The In the Clinic® slide sets are owned and copyrighted by the American College of Physicians (ACP). All text, graphics, trademarks, and other intellectual property incorporated into the slide sets remain the sole and exclusive property of the ACP. The slide sets may be used only by the person who downloads or purchases them and only for the purpose of presenting them during not-for-profit educational activities. Users may incorporate the entire slide set or selected individual slides into their own teaching presentations but may not alter the content of the slides in any way or remove the ACP copyright notice. Users may make print copies for use as hand-outs for the audience the user is personally addressing but may not otherwise reproduce or distribute the slides by any means or media, including but not limited to sending them as e-mail attachments, posting them on Internet or Intranet sites, publishing them in meeting proceedings, or making them available for sale or distribution in any unauthorized form, without the express written permission of the ACP. Unauthorized use of the In the Clinic slide sets will constitute copyright infringement.

Toolkit

Buy Now

to gain full access to the content and tools.

Want to Subscribe?

Learn more about subscription options

Advertisement
Related Articles
Topic Collections
PubMed Articles

Buy Now

to gain full access to the content and tools.

Want to Subscribe?

Learn more about subscription options

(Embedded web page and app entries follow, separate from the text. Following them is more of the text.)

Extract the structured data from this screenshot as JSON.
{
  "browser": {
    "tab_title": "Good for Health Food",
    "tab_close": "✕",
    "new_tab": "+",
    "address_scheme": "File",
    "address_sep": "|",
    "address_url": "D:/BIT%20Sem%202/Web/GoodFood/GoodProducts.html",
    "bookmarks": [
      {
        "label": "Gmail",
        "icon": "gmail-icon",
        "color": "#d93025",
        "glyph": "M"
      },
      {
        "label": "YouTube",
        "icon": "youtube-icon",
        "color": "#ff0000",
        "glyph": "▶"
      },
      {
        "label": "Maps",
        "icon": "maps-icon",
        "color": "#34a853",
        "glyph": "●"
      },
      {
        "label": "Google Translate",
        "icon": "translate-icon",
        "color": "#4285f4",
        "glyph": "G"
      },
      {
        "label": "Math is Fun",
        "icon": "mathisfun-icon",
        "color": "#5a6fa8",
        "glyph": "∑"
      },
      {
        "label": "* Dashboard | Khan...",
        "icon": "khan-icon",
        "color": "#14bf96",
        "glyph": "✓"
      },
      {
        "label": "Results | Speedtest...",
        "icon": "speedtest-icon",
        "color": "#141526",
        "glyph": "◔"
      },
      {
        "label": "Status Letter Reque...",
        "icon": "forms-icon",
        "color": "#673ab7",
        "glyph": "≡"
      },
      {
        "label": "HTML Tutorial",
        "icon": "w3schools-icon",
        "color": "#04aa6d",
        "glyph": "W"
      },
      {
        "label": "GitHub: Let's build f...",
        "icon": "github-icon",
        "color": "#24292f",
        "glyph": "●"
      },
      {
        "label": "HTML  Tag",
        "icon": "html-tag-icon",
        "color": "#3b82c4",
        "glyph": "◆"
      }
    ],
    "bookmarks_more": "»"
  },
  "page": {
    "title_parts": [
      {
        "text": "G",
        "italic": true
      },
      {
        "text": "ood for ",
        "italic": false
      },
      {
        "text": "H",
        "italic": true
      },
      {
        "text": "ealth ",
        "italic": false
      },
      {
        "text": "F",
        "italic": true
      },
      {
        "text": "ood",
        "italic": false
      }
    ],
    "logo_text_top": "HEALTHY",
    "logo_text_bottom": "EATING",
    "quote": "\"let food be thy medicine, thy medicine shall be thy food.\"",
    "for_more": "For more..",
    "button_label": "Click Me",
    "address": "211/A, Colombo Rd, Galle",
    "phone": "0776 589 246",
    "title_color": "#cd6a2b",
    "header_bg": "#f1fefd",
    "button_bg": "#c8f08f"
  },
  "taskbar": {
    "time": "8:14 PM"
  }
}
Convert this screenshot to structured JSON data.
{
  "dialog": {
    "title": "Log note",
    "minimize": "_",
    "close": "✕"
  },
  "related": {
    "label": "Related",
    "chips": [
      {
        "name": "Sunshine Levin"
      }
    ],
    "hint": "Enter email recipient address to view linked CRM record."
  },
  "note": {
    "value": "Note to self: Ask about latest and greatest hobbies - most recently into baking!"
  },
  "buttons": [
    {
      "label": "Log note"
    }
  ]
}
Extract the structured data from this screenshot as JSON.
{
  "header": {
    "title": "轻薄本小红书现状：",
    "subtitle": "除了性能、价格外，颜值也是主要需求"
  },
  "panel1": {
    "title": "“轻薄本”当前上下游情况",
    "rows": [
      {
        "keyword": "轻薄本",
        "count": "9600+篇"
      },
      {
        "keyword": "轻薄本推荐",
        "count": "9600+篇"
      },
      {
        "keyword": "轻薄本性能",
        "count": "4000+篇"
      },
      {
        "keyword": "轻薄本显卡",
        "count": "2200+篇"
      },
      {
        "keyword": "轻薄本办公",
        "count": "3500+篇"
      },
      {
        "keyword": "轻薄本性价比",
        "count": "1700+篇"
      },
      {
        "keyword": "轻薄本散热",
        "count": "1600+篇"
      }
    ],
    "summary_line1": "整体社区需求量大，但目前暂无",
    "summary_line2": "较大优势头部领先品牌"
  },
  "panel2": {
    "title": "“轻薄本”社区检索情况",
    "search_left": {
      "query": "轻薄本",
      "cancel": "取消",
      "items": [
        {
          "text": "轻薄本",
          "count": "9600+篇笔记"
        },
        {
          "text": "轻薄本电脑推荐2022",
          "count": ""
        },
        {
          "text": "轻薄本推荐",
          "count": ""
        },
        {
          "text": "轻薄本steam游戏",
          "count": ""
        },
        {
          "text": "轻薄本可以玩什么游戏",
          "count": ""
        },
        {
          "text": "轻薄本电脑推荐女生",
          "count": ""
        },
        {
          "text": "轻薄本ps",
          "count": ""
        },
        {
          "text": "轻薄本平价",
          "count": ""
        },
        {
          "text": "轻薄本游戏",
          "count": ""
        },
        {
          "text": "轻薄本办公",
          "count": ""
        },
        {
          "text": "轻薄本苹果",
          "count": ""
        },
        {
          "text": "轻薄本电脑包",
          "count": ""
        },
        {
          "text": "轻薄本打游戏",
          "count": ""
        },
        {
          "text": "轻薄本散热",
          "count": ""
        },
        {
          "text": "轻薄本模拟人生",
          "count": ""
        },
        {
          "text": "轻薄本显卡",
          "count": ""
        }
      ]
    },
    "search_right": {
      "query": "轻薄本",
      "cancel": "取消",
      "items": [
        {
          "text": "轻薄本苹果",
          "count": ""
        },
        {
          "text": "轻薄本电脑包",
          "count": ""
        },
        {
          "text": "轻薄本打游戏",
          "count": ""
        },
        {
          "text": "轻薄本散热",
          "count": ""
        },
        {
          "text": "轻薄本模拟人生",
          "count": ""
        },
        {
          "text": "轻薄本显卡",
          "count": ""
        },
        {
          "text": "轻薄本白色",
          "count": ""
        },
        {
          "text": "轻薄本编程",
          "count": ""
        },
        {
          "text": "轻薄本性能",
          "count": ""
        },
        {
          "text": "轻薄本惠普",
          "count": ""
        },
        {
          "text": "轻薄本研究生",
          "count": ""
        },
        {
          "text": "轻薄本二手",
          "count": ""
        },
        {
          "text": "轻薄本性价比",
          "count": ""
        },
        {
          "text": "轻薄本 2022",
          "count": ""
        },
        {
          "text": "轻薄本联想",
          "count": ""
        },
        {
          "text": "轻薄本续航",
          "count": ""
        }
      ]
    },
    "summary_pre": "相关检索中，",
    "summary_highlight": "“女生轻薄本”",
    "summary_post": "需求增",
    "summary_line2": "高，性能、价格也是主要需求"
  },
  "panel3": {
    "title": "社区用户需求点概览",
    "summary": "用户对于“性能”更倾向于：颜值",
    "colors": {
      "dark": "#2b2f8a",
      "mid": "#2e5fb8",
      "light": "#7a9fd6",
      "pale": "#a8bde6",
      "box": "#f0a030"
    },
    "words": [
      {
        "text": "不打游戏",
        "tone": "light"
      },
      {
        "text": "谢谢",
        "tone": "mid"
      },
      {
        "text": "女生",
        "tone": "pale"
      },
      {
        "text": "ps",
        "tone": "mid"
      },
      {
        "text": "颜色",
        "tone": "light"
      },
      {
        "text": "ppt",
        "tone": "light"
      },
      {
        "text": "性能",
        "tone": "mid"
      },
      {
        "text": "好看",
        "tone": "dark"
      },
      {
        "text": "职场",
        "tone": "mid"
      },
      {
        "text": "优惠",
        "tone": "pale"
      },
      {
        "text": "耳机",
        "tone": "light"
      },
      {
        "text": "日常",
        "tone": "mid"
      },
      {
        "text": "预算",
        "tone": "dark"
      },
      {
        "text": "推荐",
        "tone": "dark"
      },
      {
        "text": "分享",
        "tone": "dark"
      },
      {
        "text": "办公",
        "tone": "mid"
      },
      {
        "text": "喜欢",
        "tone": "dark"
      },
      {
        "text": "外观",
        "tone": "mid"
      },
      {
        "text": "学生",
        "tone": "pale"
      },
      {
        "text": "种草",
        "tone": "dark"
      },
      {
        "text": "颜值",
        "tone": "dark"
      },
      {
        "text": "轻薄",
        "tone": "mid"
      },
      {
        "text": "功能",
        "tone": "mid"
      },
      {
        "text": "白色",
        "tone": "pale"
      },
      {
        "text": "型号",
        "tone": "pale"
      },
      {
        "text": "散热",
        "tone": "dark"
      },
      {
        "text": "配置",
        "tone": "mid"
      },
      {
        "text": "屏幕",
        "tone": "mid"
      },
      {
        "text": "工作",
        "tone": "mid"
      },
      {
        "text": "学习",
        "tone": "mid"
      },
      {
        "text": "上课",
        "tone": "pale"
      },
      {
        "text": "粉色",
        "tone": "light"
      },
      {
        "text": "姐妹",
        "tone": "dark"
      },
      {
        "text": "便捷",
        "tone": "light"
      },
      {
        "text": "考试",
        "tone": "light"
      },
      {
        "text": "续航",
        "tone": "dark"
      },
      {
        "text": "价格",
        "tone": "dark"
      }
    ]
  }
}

Forgot your password?
Enter your username and email address. We'll send you a reminder to the email address on record.
(Required)
(Required)